While sanctions restrict trade and dealings with specified individuals, entities and states, export controls restrict the distribution of specified products & services, namely military goods and items that can have a dual civilian and military use.

In the past, compliance with sanction and export regimes was largely seen to be an issue for companies that dealt with military hardware or products that had a clear potential military use & for banks supplying financial assistance to sanctioned entities. That mind-set is now dangerously outmoded.

Technological advancement in ‘civilian’ products and software has resulted in many of these products and services being caught by sanctions and export control regimes. The most obvious example being the now widespread use of encryption software in civilian products and services used to secure data that is transmitted wirelessly between electronic devices. This presents significant challenges for tech companies. These challenges are compounded by the ease with which technology and software services can be transferred globally and the difficulties with identifying and restricting potential access. With the ever-increasing use of cloud services, this is a growing issue.
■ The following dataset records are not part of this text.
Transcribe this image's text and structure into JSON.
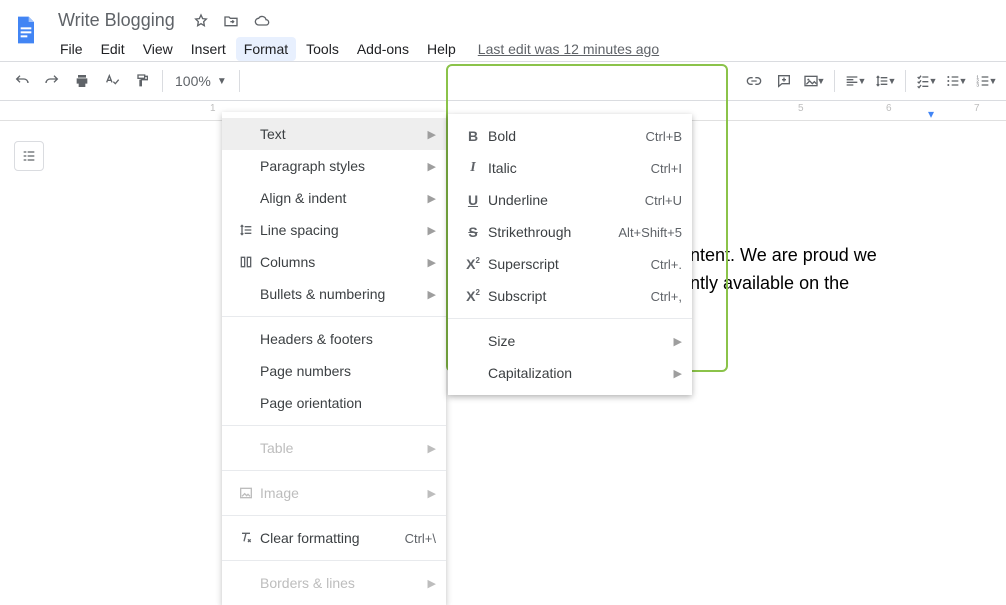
{
  "header": {
    "doc_title": "Write Blogging",
    "last_edit": "Last edit was 12 minutes ago"
  },
  "menubar": {
    "file": "File",
    "edit": "Edit",
    "view": "View",
    "insert": "Insert",
    "format": "Format",
    "tools": "Tools",
    "addons": "Add-ons",
    "help": "Help"
  },
  "toolbar": {
    "zoom": "100%"
  },
  "ruler": {
    "n1": "1",
    "n5": "5",
    "n6": "6",
    "n7": "7"
  },
  "format_menu": {
    "text": "Text",
    "paragraph_styles": "Paragraph styles",
    "align_indent": "Align & indent",
    "line_spacing": "Line spacing",
    "columns": "Columns",
    "bullets_numbering": "Bullets & numbering",
    "headers_footers": "Headers & footers",
    "page_numbers": "Page numbers",
    "page_orientation": "Page orientation",
    "table": "Table",
    "image": "Image",
    "clear_formatting": "Clear formatting",
    "clear_formatting_shortcut": "Ctrl+\\",
    "borders_lines": "Borders & lines"
  },
  "text_submenu": {
    "bold": "Bold",
    "bold_sc": "Ctrl+B",
    "italic": "Italic",
    "italic_sc": "Ctrl+I",
    "underline": "Underline",
    "underline_sc": "Ctrl+U",
    "strikethrough": "Strikethrough",
    "strikethrough_sc": "Alt+Shift+5",
    "superscript": "Superscript",
    "superscript_sc": "Ctrl+.",
    "subscript": "Subscript",
    "subscript_sc": "Ctrl+,",
    "size": "Size",
    "capitalization": "Capitalization"
  },
  "document": {
    "line1_frag": "ntent. We are proud we",
    "line2_frag": "ntly available on the"
  }
}
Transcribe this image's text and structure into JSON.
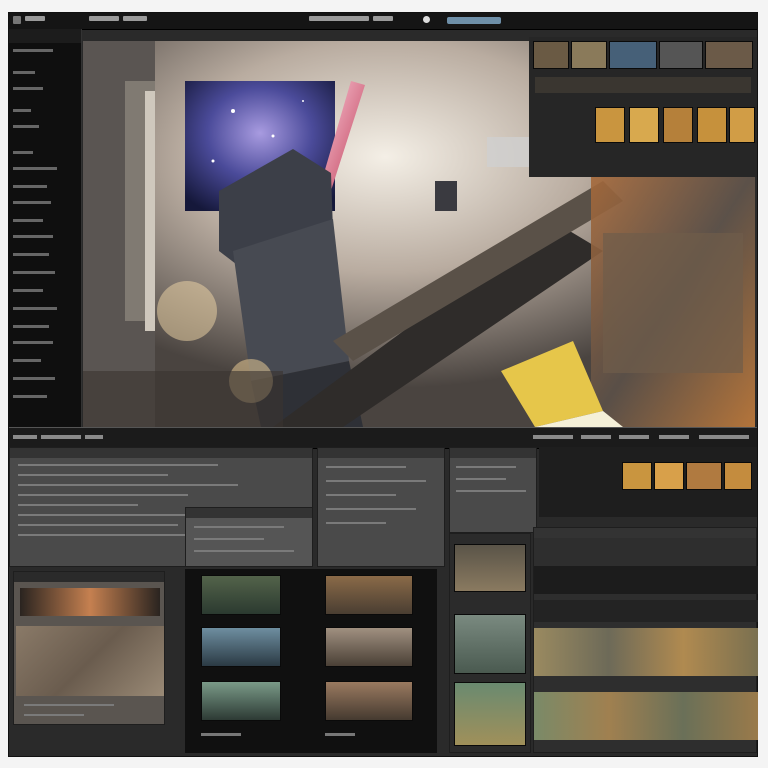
{
  "app": {
    "accent_search": "#6e8fa8",
    "chrome_dark": "#151515",
    "panel_gray": "#4a4a4a"
  },
  "icons": [
    "app-logo-icon",
    "search-icon",
    "settings-icon"
  ],
  "layout_regions": {
    "viewport": "3d-scene-viewport",
    "left_sidebar": "tool-sidebar",
    "right_strip": "asset-thumbnail-strip",
    "lower_panels": "editor-panels",
    "media_grid": "media-thumbnail-grid"
  }
}
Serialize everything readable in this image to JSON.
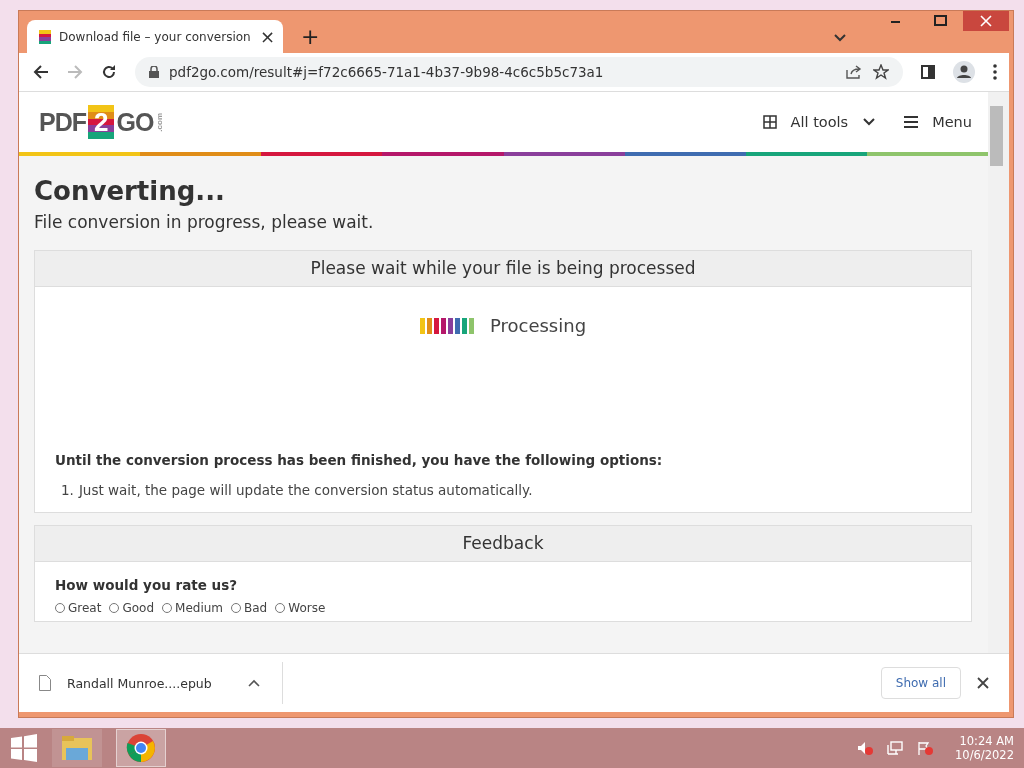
{
  "browser": {
    "tab": {
      "title": "Download file – your conversion",
      "close": "×"
    },
    "new_tab": "+",
    "url": "pdf2go.com/result#j=f72c6665-71a1-4b37-9b98-4c6c5b5c73a1"
  },
  "site": {
    "logo": {
      "left": "PDF",
      "badge": "2",
      "right": "GO",
      "suffix": ".com"
    },
    "all_tools": "All tools",
    "menu": "Menu",
    "stripe": [
      {
        "color": "#f2c416"
      },
      {
        "color": "#e08d18"
      },
      {
        "color": "#d5173f"
      },
      {
        "color": "#b5176a"
      },
      {
        "color": "#8a3f9b"
      },
      {
        "color": "#3f6cb0"
      },
      {
        "color": "#17a57a"
      },
      {
        "color": "#8ec46b"
      }
    ]
  },
  "page": {
    "title": "Converting...",
    "subtitle": "File conversion in progress, please wait.",
    "processing_panel": {
      "header": "Please wait while your file is being processed",
      "status": "Processing",
      "bars": [
        {
          "color": "#f2c416"
        },
        {
          "color": "#e08d18"
        },
        {
          "color": "#d5173f"
        },
        {
          "color": "#b5176a"
        },
        {
          "color": "#8a3f9b"
        },
        {
          "color": "#3f6cb0"
        },
        {
          "color": "#17a57a"
        },
        {
          "color": "#8ec46b"
        }
      ],
      "options_heading": "Until the conversion process has been finished, you have the following options:",
      "options": [
        {
          "number": "1.",
          "text": "Just wait, the page will update the conversion status automatically."
        }
      ]
    },
    "feedback_panel": {
      "header": "Feedback",
      "question": "How would you rate us?",
      "ratings": [
        {
          "label": "Great",
          "selected": false
        },
        {
          "label": "Good",
          "selected": false
        },
        {
          "label": "Medium",
          "selected": false
        },
        {
          "label": "Bad",
          "selected": false
        },
        {
          "label": "Worse",
          "selected": false
        }
      ]
    }
  },
  "downloads": {
    "file": "Randall Munroe....epub",
    "show_all": "Show all"
  },
  "taskbar": {
    "time": "10:24 AM",
    "date": "10/6/2022"
  }
}
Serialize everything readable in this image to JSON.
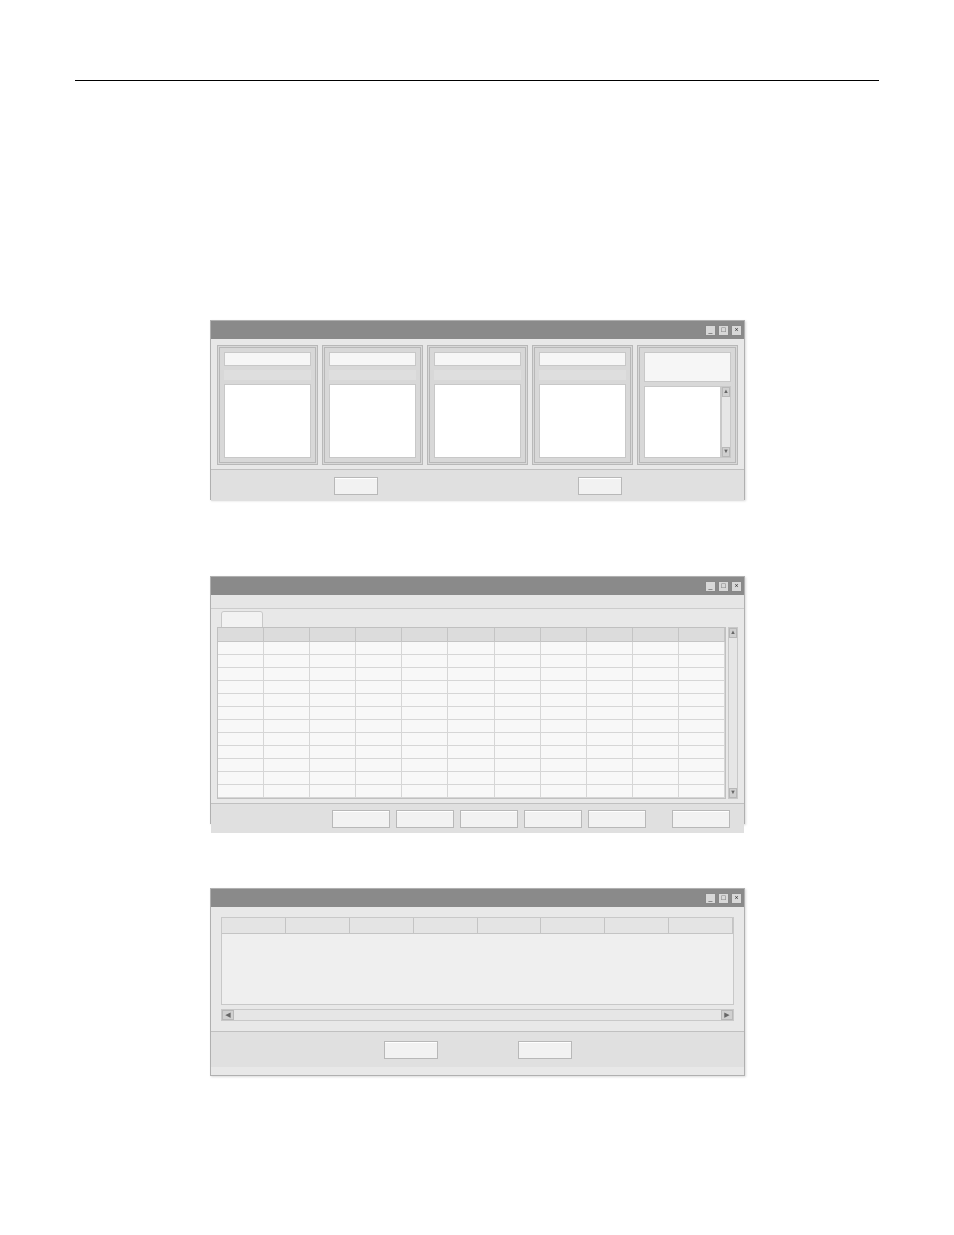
{
  "divider": {},
  "window1": {
    "title": "",
    "controls": {
      "min": "_",
      "max": "□",
      "close": "×"
    },
    "panels": [
      {
        "header": "",
        "stripe": "",
        "body": ""
      },
      {
        "header": "",
        "stripe": "",
        "body": ""
      },
      {
        "header": "",
        "stripe": "",
        "body": ""
      },
      {
        "header": "",
        "stripe": "",
        "body": ""
      },
      {
        "header": "",
        "body": ""
      }
    ],
    "buttons": {
      "left": "",
      "right": ""
    }
  },
  "window2": {
    "title": "",
    "controls": {
      "min": "_",
      "max": "□",
      "close": "×"
    },
    "tab": "",
    "columns": [
      "",
      "",
      "",
      "",
      "",
      "",
      "",
      "",
      "",
      "",
      ""
    ],
    "rows": 12,
    "buttons": [
      "",
      "",
      "",
      "",
      "",
      ""
    ]
  },
  "window3": {
    "title": "",
    "controls": {
      "min": "_",
      "max": "□",
      "close": "×"
    },
    "columns": [
      "",
      "",
      "",
      "",
      "",
      "",
      "",
      ""
    ],
    "buttons": {
      "left": "",
      "right": ""
    },
    "scroll": {
      "left": "◀",
      "right": "▶"
    }
  }
}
Tech companies considering sanction and export compliance must address three fundamental questions:

  • Are any of our products or services (or part of them) controlled?

To establish the status of products/services, tech companies operating in the UK must refer to the UK Strategic Export Control Lists (which incorporate EU controls). They should also be aware of the US export control regime, which has wide-reaching extraterritorial effect. Exemptions may apply. For example, certain open source software and “mass-market” software products using encrypted technology are exempt from requiring a license.

  • To whom do we supply our products/services?

Companies should have a method of screening customers and related parties before access is given to products/services to ensure they are not on any sanctions list. This can be managed internally with specialised software or subcontracted to third party providers. These checks should also be carried out periodically on existing customers to capture any updates to sanction lists.

  • What is our geographic scope?

This can often be the hardest question for tech companies that supply goods/services electronically. All companies should understand their potential geographic scope of supply to ensure they are not providing goods or services to sanctioned states or entities. For companies supplying controlled products or services, it is essential that access is geographically limited or that appropriate export licences are obtained. Limitation can be achieved in a number of ways: by restriction of supply to specific servers; or, if cloud services are being used for distribution, ensuring that the cloud service itself has appropriate restrictions in place.

Navigating the complexities of international sanctions and export control regimes is daunting but crucial. Where there is any doubt as to the status of goods, the geographic scope of supply, or the application of sanction and/or export control regimes, legal advice should be sought as a matter of urgency.